_Problem description:_ Would you print all of the entries word for word?
===== Excerpted records
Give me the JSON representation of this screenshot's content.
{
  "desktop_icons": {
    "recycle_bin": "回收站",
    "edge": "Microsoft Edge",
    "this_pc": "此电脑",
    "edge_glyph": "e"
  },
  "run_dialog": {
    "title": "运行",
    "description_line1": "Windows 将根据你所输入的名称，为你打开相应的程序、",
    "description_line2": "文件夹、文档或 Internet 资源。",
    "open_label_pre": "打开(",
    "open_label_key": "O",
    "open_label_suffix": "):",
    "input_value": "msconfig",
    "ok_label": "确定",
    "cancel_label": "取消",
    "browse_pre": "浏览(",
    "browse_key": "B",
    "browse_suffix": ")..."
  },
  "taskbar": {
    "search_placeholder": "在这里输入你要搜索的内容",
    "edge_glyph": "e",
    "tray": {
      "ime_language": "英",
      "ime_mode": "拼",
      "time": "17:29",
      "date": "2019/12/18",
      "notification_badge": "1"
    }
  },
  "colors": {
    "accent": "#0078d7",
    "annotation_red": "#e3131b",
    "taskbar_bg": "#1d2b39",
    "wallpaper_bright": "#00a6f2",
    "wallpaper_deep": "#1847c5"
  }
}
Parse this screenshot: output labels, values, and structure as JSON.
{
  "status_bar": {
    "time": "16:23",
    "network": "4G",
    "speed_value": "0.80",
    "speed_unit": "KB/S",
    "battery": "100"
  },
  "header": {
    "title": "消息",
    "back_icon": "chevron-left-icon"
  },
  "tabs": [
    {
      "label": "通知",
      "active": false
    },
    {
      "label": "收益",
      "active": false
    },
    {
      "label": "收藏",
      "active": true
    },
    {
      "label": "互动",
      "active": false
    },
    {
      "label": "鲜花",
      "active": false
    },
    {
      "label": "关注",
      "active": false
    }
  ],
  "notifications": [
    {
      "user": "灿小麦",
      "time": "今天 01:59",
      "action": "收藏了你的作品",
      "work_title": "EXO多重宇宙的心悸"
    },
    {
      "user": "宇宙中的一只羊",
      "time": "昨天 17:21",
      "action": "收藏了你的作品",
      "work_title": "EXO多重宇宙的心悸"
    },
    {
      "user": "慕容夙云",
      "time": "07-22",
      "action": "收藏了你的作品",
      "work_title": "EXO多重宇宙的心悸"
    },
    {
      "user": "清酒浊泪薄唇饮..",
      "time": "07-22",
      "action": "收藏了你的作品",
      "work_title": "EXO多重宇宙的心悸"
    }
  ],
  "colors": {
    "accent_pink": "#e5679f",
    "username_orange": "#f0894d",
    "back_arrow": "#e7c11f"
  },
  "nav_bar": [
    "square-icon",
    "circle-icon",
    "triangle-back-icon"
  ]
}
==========
_Task answer:_
Give me the JSON representation of this screenshot's content.
{
  "desktop_icons": {
    "recycle_bin": "回收站",
    "edge": "Microsoft Edge",
    "this_pc": "此电脑",
    "edge_glyph": "e"
  },
  "run_dialog": {
    "title": "运行",
    "description_line1": "Windows 将根据你所输入的名称，为你打开相应的程序、",
    "description_line2": "文件夹、文档或 Internet 资源。",
    "open_label_pre": "打开(",
    "open_label_key": "O",
    "open_label_suffix": "):",
    "input_value": "msconfig",
    "ok_label": "确定",
    "cancel_label": "取消",
    "browse_pre": "浏览(",
    "browse_key": "B",
    "browse_suffix": ")..."
  },
  "taskbar": {
    "search_placeholder": "在这里输入你要搜索的内容",
    "edge_glyph": "e",
    "tray": {
      "ime_language": "英",
      "ime_mode": "拼",
      "time": "17:29",
      "date": "2019/12/18",
      "notification_badge": "1"
    }
  },
  "colors": {
    "accent": "#0078d7",
    "annotation_red": "#e3131b",
    "taskbar_bg": "#1d2b39",
    "wallpaper_bright": "#00a6f2",
    "wallpaper_deep": "#1847c5"
  }
}
Parse this screenshot: output labels, values, and structure as JSON.
{
  "status_bar": {
    "time": "16:23",
    "network": "4G",
    "speed_value": "0.80",
    "speed_unit": "KB/S",
    "battery": "100"
  },
  "header": {
    "title": "消息",
    "back_icon": "chevron-left-icon"
  },
  "tabs": [
    {
      "label": "通知",
      "active": false
    },
    {
      "label": "收益",
      "active": false
    },
    {
      "label": "收藏",
      "active": true
    },
    {
      "label": "互动",
      "active": false
    },
    {
      "label": "鲜花",
      "active": false
    },
    {
      "label": "关注",
      "active": false
    }
  ],
  "notifications": [
    {
      "user": "灿小麦",
      "time": "今天 01:59",
      "action": "收藏了你的作品",
      "work_title": "EXO多重宇宙的心悸"
    },
    {
      "user": "宇宙中的一只羊",
      "time": "昨天 17:21",
      "action": "收藏了你的作品",
      "work_title": "EXO多重宇宙的心悸"
    },
    {
      "user": "慕容夙云",
      "time": "07-22",
      "action": "收藏了你的作品",
      "work_title": "EXO多重宇宙的心悸"
    },
    {
      "user": "清酒浊泪薄唇饮..",
      "time": "07-22",
      "action": "收藏了你的作品",
      "work_title": "EXO多重宇宙的心悸"
    }
  ],
  "colors": {
    "accent_pink": "#e5679f",
    "username_orange": "#f0894d",
    "back_arrow": "#e7c11f"
  },
  "nav_bar": [
    "square-icon",
    "circle-icon",
    "triangle-back-icon"
  ]
}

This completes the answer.